Copy, from the data below, every line that has "true" in it.

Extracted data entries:
■ ■ ■
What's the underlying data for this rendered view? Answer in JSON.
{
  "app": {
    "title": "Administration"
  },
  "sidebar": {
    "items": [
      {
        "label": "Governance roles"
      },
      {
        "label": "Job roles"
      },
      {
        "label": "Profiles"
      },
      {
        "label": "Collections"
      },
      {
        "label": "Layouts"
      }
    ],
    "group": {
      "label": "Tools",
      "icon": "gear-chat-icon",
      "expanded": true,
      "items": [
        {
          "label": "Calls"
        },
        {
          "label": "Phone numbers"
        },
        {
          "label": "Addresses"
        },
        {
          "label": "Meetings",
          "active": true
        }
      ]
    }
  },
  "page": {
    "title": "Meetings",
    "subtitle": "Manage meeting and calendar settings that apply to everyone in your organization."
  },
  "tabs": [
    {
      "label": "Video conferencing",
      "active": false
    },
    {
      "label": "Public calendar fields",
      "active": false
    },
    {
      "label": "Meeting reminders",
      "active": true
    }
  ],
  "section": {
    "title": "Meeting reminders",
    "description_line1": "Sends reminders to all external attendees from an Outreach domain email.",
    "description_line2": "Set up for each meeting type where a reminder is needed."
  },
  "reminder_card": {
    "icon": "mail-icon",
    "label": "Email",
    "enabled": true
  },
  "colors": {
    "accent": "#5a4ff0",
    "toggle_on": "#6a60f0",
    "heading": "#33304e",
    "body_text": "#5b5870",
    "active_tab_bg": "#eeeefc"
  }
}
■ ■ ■
§ **OUTPUT OF THE EXERCISE**
      "expanded": true,
          "active": true
      "active": true
    "enabled": true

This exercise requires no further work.